Flu levels “remain high” but have been stabilising in the last week with the death toll rising to 193, the latest official figures show.
Public Health England (PHE) said the figures, which cover the whole of the UK, show the outbreak is still less severe at this stage than in 2010/11.
It reported a stabilisation in the GP consultation rate, a 7% reduction in the flu hospitalisation rate, and a 26% reduction in the flu intensive care admission rate last week compared to the previous week.
But the Royal College of GPs warned that London, the Midlands and East regions had seen increases in the past week and said the virus could be “unpredictable”.
NHS England said raised levels of flu and norovirus cases were continuing to put a strain on accident and emergency services.
Its weekly data showed the number of ambulance delays at A&E departments of more than half-an-hour rose to 11,100 last week, up from 11,000 a week earlier.

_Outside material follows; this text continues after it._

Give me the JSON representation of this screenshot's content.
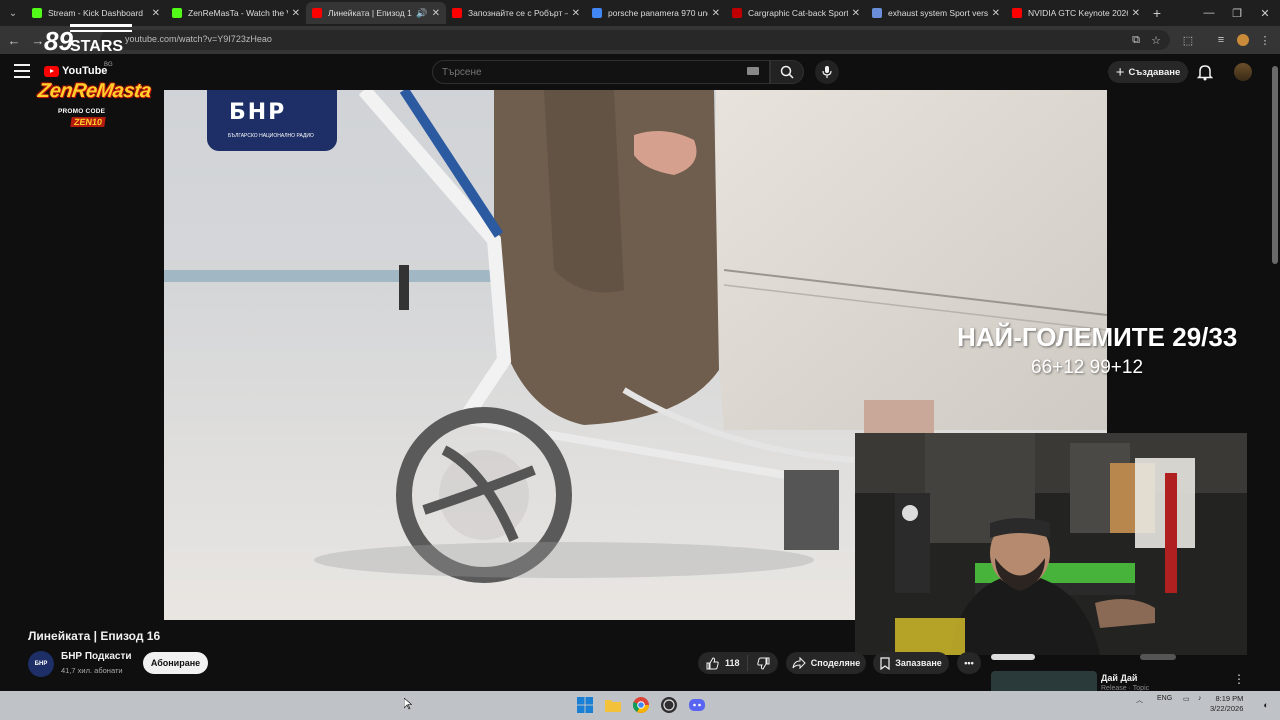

Of these, 2,100 patients had to wait more than an hour to be seen after arriving at hospitals in England.
There were 43 incidents of ambulances being turned away from A&E departments and having to divert to others, compared with 20 the previous week.
NHS England said a broken CT scanner at one hospital accounted for many of these as patients had to be sent to other hospitals.
There was a fall in the number of bed closures due to norovirus or diarrhoea and vomiting, from an average of 742 per day to 672, but reports of norovirus remained above the five-year average for this week.
Richard Pebody, acting head of the respiratory diseases department at PHE, said: “We are continuing to see flu circulate, with signs that flu activity is stabilising.
“We are currently seeing a mix of flu types, including the A(H3N2) strain that circulated last winter in the UK and then in Australia and flu B.”
Professor Kamila Hawthorne, vice-chairwoman of the Royal College of GPs, said: “We have seen a decrease in the overall number of flu presentations in general practice across England which is good news, but it is only slight, and, in fact, London and the Midland and East regions have seen increases in the past week.
“General practice is still under considerable pressure as we deal with these flu presentations in our surgeries and this latest data shows we’re still not out of winter pressures yet as the influenza virus can be very unpredictable.”
An NHS England spokesman said: “Raised levels of flu and norovirus cases continued to put pressure on busy hospitals and other frontline services last week.
“And while the NHS is generally coping with ongoing winter demands, the public can continue to play their part by using NHS 111 and pharmacists for advice.”